[Task brief] Pull out each line of the records holding the string "this".

○ ○ ○ ○ ○ ○ ○

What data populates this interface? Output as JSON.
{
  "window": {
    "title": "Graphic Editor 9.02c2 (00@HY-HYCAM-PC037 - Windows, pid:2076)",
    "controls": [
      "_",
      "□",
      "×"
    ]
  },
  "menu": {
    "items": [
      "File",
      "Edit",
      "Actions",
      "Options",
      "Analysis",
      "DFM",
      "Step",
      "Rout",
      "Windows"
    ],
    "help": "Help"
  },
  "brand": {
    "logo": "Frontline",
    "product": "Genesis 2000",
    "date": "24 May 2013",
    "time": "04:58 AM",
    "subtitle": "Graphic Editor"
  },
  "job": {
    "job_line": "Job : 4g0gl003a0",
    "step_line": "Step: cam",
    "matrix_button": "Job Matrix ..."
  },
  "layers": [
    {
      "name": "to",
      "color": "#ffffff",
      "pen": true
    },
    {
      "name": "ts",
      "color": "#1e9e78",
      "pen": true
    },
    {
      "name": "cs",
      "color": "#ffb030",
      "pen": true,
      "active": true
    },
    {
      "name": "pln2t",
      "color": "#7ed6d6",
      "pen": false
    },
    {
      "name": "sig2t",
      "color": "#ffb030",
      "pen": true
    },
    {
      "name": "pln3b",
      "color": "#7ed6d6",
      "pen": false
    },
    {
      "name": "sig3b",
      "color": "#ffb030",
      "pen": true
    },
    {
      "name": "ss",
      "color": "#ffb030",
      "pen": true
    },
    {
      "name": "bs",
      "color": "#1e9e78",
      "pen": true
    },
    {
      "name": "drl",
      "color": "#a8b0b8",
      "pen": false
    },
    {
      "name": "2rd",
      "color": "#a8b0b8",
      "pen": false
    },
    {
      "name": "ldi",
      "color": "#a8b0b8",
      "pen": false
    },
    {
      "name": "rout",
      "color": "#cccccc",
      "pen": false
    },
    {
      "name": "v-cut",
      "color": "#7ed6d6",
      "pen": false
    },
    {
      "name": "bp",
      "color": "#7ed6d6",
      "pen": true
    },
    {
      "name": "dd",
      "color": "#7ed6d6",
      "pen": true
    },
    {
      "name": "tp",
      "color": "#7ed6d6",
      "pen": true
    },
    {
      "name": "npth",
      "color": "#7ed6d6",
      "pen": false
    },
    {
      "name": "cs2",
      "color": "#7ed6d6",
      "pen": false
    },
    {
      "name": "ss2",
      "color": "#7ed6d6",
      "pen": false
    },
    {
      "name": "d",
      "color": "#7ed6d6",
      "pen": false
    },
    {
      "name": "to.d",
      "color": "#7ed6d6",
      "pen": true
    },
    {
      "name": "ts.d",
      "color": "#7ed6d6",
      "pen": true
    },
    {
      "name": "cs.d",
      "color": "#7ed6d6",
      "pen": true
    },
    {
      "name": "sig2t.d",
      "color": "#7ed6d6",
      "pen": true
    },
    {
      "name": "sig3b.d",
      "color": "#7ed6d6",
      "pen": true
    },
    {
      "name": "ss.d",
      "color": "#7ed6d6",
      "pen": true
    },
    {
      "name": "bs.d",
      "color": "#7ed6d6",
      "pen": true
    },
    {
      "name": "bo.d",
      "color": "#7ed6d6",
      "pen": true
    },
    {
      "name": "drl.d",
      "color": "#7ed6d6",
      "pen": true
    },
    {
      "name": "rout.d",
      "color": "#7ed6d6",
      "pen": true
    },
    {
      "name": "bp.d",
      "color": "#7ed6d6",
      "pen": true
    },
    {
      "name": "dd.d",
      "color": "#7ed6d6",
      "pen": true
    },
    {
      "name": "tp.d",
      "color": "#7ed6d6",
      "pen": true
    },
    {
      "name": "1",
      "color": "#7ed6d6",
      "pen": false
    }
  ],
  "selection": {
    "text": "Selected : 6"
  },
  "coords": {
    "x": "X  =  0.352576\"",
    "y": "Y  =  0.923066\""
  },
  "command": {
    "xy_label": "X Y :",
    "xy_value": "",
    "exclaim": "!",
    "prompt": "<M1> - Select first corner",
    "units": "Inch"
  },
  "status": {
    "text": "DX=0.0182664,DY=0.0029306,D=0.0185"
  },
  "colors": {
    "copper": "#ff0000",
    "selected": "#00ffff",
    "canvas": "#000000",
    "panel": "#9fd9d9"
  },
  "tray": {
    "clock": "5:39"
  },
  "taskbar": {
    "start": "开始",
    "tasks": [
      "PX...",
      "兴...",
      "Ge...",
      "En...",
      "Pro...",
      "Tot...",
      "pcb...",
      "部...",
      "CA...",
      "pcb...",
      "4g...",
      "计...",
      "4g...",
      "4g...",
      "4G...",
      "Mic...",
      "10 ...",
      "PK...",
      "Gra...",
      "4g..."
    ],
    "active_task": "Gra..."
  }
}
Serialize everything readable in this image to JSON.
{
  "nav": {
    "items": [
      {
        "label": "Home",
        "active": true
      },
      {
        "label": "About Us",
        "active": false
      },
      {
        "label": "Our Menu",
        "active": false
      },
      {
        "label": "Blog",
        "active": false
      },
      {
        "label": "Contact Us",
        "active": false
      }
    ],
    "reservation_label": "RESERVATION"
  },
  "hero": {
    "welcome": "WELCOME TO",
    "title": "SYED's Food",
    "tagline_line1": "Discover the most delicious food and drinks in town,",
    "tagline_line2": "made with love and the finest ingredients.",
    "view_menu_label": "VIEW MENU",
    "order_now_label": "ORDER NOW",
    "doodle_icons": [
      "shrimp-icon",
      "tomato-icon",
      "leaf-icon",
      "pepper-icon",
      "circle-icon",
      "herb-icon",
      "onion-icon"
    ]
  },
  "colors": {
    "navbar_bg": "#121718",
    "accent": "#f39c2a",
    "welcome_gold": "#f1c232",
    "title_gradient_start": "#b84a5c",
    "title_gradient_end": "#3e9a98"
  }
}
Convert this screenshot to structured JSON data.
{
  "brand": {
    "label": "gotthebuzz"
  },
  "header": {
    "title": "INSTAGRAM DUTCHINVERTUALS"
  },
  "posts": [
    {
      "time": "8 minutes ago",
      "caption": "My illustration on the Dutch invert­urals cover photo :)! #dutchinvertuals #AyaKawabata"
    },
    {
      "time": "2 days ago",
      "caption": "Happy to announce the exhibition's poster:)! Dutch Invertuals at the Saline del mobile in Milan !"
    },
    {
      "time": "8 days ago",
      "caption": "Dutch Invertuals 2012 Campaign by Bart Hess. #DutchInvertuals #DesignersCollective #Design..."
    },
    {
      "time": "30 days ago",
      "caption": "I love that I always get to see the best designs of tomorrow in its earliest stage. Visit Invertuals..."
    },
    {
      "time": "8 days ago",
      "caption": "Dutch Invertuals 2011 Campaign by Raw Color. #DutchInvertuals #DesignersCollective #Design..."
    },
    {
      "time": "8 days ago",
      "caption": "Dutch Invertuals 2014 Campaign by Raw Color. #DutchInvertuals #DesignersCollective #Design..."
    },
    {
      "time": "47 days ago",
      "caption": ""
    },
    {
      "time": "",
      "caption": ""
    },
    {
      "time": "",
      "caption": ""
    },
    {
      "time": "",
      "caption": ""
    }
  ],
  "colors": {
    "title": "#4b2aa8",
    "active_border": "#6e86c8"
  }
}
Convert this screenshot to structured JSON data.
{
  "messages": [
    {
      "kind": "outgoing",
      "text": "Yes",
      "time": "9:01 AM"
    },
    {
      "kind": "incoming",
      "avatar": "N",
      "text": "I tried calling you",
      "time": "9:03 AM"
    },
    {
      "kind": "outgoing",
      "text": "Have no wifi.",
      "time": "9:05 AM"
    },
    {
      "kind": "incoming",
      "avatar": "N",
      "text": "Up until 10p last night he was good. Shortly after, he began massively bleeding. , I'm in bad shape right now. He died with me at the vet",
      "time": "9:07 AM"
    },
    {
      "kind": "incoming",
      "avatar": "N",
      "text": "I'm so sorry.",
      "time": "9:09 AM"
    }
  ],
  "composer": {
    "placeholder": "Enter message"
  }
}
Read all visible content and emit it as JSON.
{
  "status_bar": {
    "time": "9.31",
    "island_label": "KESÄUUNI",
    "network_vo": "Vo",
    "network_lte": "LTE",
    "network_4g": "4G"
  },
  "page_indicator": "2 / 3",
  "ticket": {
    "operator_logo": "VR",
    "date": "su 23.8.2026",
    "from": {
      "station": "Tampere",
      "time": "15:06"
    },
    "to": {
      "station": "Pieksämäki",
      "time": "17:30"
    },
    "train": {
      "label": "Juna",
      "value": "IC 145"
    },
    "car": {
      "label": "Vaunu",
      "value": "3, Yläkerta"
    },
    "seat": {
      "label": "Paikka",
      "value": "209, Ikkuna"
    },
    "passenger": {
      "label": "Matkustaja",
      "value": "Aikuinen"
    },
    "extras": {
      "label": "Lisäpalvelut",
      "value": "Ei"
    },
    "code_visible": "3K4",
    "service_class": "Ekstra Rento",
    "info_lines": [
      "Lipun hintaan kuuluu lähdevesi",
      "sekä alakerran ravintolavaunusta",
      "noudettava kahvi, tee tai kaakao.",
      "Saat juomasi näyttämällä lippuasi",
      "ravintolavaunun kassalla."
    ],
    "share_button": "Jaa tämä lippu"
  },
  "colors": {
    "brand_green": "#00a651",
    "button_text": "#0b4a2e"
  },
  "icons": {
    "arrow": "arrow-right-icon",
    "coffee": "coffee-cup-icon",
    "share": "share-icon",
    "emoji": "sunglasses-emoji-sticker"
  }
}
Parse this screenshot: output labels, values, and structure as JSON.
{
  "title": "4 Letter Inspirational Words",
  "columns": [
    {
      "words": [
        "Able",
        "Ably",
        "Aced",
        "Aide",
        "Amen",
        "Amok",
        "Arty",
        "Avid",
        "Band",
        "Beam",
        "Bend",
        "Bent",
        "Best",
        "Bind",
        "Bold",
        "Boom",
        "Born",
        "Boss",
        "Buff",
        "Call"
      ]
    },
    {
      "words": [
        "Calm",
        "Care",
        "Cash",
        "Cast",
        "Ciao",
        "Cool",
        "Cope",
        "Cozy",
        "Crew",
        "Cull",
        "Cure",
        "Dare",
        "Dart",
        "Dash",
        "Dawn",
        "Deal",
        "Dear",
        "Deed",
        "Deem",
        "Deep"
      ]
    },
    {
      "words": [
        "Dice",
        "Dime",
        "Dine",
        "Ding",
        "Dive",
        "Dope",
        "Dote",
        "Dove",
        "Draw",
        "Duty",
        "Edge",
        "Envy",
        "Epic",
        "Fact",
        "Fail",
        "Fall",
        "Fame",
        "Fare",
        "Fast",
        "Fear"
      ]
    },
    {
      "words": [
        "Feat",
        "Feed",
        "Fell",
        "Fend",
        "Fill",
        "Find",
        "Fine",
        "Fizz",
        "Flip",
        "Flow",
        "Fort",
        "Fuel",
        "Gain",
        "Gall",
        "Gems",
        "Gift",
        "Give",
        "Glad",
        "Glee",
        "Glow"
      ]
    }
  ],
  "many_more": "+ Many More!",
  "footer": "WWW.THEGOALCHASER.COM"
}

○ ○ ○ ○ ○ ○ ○

[Answer below]
What data populates this interface? Output as JSON.
Serialize everything readable in this image to JSON.
Convert this screenshot to structured JSON data.
Convert this screenshot to structured JSON data.
Parse this screenshot: output labels, values, and structure as JSON.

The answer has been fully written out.